_RECORDS SUPPLIED_.
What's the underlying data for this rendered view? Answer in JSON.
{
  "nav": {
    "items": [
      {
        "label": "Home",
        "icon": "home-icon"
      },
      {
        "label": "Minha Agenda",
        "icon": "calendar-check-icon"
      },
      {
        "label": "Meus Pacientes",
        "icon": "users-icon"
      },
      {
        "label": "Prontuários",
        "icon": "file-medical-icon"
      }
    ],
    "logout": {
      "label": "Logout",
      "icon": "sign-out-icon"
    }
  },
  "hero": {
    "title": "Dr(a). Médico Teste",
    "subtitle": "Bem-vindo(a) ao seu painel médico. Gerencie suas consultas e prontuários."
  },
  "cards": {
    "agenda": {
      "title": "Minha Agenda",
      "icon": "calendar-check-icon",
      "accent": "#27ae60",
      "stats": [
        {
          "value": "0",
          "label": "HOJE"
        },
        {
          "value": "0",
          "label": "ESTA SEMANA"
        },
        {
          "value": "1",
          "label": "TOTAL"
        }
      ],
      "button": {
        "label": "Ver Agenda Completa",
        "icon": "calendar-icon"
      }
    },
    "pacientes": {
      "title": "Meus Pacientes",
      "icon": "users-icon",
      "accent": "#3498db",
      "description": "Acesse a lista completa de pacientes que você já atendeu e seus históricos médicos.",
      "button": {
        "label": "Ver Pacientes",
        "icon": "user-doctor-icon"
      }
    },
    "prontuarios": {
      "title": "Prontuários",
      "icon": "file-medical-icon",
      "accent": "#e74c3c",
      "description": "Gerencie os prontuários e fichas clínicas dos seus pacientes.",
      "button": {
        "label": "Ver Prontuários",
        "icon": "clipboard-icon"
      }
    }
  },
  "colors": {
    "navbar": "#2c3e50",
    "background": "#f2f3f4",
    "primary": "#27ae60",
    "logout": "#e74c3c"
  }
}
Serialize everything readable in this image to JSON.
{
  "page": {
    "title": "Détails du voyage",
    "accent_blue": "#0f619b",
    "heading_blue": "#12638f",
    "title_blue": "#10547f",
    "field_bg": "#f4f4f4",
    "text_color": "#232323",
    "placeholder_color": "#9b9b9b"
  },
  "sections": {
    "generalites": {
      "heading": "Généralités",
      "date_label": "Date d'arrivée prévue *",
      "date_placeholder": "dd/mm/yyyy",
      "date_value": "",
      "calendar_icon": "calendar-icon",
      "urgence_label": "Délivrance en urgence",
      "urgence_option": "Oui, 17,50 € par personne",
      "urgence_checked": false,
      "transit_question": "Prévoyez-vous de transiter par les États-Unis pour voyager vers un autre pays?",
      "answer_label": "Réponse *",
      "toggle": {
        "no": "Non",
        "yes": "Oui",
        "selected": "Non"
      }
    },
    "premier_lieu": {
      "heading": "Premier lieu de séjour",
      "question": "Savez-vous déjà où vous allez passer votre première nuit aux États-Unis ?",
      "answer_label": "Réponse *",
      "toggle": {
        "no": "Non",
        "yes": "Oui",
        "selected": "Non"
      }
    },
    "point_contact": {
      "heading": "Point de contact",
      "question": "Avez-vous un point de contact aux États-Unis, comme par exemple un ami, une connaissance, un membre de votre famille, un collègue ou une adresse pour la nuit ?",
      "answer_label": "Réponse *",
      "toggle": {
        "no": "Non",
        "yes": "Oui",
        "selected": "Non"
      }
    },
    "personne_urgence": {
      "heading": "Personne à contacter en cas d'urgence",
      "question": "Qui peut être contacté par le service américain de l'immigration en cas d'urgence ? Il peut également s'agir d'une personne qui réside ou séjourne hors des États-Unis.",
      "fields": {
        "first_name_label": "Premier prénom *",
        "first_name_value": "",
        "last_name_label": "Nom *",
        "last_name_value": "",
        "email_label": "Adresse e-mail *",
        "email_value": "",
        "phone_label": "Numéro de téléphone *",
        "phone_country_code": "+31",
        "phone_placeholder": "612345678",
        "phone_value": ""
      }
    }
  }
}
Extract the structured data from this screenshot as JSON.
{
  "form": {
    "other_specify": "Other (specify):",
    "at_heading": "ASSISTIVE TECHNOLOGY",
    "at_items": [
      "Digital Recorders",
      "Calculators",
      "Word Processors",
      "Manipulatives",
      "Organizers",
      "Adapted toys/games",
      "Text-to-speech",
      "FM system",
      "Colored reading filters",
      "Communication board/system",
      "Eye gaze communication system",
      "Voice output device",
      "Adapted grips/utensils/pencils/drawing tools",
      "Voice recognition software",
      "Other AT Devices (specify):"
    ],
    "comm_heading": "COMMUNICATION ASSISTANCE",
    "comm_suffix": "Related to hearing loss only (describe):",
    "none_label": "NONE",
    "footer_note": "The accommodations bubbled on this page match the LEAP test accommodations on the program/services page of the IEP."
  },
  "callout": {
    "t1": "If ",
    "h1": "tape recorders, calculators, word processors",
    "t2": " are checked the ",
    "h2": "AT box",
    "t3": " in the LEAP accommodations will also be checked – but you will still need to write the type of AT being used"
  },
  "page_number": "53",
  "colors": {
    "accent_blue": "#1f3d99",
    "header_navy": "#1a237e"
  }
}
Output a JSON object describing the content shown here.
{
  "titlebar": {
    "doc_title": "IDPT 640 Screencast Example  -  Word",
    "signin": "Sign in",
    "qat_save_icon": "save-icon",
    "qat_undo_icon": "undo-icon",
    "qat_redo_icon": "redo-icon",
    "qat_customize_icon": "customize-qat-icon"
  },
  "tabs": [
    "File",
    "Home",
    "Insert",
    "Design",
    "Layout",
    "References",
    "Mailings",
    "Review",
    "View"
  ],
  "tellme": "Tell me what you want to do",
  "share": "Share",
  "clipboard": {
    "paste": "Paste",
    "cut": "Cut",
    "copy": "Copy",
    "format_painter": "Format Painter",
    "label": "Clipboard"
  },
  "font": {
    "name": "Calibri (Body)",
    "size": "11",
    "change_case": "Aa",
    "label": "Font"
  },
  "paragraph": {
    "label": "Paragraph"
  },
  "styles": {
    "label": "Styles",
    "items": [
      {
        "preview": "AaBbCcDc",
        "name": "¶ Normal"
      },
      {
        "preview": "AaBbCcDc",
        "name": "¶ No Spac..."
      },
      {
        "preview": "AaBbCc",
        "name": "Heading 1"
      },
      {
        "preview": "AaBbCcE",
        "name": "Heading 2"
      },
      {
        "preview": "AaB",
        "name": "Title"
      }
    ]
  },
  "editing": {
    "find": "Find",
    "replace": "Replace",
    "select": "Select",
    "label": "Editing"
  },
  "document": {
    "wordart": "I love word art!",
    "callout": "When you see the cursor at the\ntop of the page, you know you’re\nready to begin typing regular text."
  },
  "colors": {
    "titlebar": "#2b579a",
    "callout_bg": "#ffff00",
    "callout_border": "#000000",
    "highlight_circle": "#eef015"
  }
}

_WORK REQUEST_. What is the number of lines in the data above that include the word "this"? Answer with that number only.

_EXERCISE RESULT_. 4